Requirement:
An exact repetition of the data is required; no picture should appear in it.
### The records ###
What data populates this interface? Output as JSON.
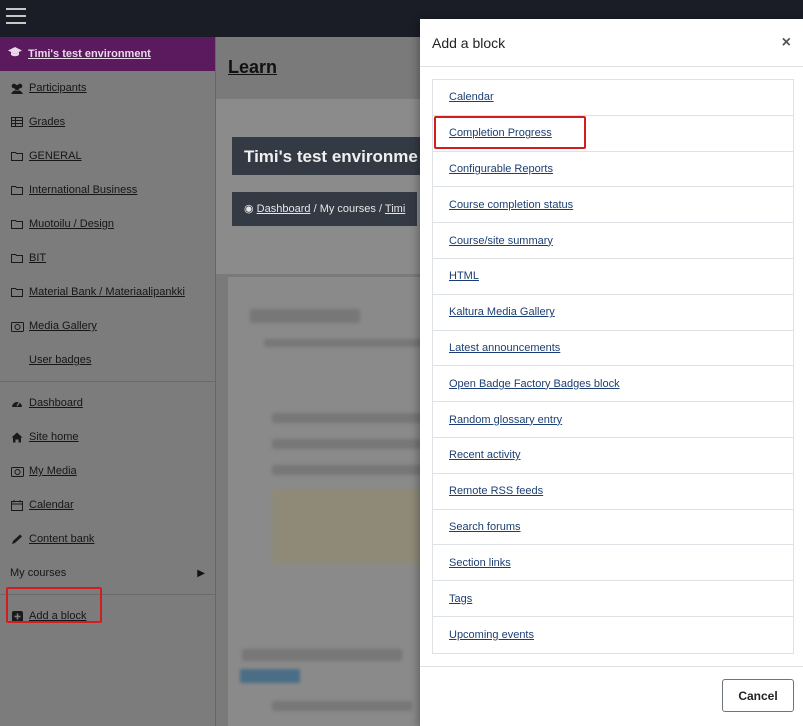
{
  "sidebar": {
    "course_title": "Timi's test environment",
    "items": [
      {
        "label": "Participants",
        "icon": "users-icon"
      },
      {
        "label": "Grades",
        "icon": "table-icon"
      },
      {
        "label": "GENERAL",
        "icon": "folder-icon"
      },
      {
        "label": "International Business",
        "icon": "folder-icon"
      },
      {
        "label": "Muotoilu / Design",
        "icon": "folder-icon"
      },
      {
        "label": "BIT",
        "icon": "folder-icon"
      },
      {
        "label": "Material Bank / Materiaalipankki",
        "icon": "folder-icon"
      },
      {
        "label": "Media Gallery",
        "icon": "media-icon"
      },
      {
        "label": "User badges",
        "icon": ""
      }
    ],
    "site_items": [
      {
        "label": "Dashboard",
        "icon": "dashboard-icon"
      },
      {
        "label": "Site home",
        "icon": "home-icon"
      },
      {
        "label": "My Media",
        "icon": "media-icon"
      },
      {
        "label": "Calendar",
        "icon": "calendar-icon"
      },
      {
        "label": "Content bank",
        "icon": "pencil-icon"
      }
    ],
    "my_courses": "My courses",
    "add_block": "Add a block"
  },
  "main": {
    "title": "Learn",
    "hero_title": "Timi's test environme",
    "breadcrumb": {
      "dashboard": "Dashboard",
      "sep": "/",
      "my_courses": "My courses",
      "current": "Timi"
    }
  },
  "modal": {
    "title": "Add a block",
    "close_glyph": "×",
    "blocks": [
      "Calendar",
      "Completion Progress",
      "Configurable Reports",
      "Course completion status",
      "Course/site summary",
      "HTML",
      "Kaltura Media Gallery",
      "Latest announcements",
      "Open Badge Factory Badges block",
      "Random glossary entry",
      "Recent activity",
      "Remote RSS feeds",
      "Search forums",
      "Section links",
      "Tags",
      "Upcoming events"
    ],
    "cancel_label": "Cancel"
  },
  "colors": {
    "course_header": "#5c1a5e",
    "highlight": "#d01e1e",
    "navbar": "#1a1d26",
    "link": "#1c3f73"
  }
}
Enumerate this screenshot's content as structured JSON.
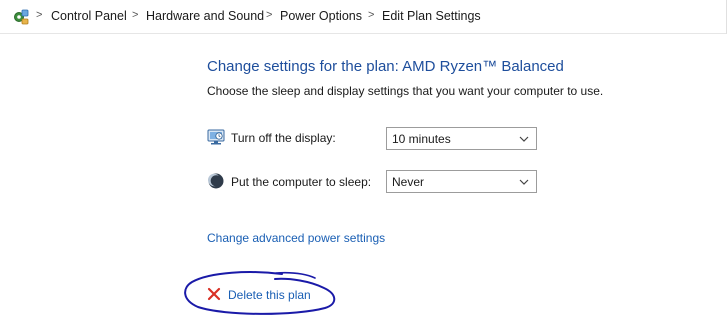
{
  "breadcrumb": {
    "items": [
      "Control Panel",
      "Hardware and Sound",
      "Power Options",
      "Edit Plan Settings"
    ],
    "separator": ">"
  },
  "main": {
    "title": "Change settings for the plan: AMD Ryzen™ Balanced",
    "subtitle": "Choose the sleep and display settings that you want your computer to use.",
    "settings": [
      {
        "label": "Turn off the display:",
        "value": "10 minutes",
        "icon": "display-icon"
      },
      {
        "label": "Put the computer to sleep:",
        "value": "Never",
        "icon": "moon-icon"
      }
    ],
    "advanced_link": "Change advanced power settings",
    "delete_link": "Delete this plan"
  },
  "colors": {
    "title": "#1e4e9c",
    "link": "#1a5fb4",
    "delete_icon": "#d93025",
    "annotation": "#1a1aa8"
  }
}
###
Answer box:
What data populates this interface? Output as JSON.
{
  "sidebar": {
    "course_title": "Timi's test environment",
    "items": [
      {
        "label": "Participants",
        "icon": "users-icon"
      },
      {
        "label": "Grades",
        "icon": "table-icon"
      },
      {
        "label": "GENERAL",
        "icon": "folder-icon"
      },
      {
        "label": "International Business",
        "icon": "folder-icon"
      },
      {
        "label": "Muotoilu / Design",
        "icon": "folder-icon"
      },
      {
        "label": "BIT",
        "icon": "folder-icon"
      },
      {
        "label": "Material Bank / Materiaalipankki",
        "icon": "folder-icon"
      },
      {
        "label": "Media Gallery",
        "icon": "media-icon"
      },
      {
        "label": "User badges",
        "icon": ""
      }
    ],
    "site_items": [
      {
        "label": "Dashboard",
        "icon": "dashboard-icon"
      },
      {
        "label": "Site home",
        "icon": "home-icon"
      },
      {
        "label": "My Media",
        "icon": "media-icon"
      },
      {
        "label": "Calendar",
        "icon": "calendar-icon"
      },
      {
        "label": "Content bank",
        "icon": "pencil-icon"
      }
    ],
    "my_courses": "My courses",
    "add_block": "Add a block"
  },
  "main": {
    "title": "Learn",
    "hero_title": "Timi's test environme",
    "breadcrumb": {
      "dashboard": "Dashboard",
      "sep": "/",
      "my_courses": "My courses",
      "current": "Timi"
    }
  },
  "modal": {
    "title": "Add a block",
    "close_glyph": "×",
    "blocks": [
      "Calendar",
      "Completion Progress",
      "Configurable Reports",
      "Course completion status",
      "Course/site summary",
      "HTML",
      "Kaltura Media Gallery",
      "Latest announcements",
      "Open Badge Factory Badges block",
      "Random glossary entry",
      "Recent activity",
      "Remote RSS feeds",
      "Search forums",
      "Section links",
      "Tags",
      "Upcoming events"
    ],
    "cancel_label": "Cancel"
  },
  "colors": {
    "course_header": "#5c1a5e",
    "highlight": "#d01e1e",
    "navbar": "#1a1d26",
    "link": "#1c3f73"
  }
}
Enumerate this screenshot's content as structured JSON.
{
  "breadcrumb": {
    "items": [
      "Control Panel",
      "Hardware and Sound",
      "Power Options",
      "Edit Plan Settings"
    ],
    "separator": ">"
  },
  "main": {
    "title": "Change settings for the plan: AMD Ryzen™ Balanced",
    "subtitle": "Choose the sleep and display settings that you want your computer to use.",
    "settings": [
      {
        "label": "Turn off the display:",
        "value": "10 minutes",
        "icon": "display-icon"
      },
      {
        "label": "Put the computer to sleep:",
        "value": "Never",
        "icon": "moon-icon"
      }
    ],
    "advanced_link": "Change advanced power settings",
    "delete_link": "Delete this plan"
  },
  "colors": {
    "title": "#1e4e9c",
    "link": "#1a5fb4",
    "delete_icon": "#d93025",
    "annotation": "#1a1aa8"
  }
}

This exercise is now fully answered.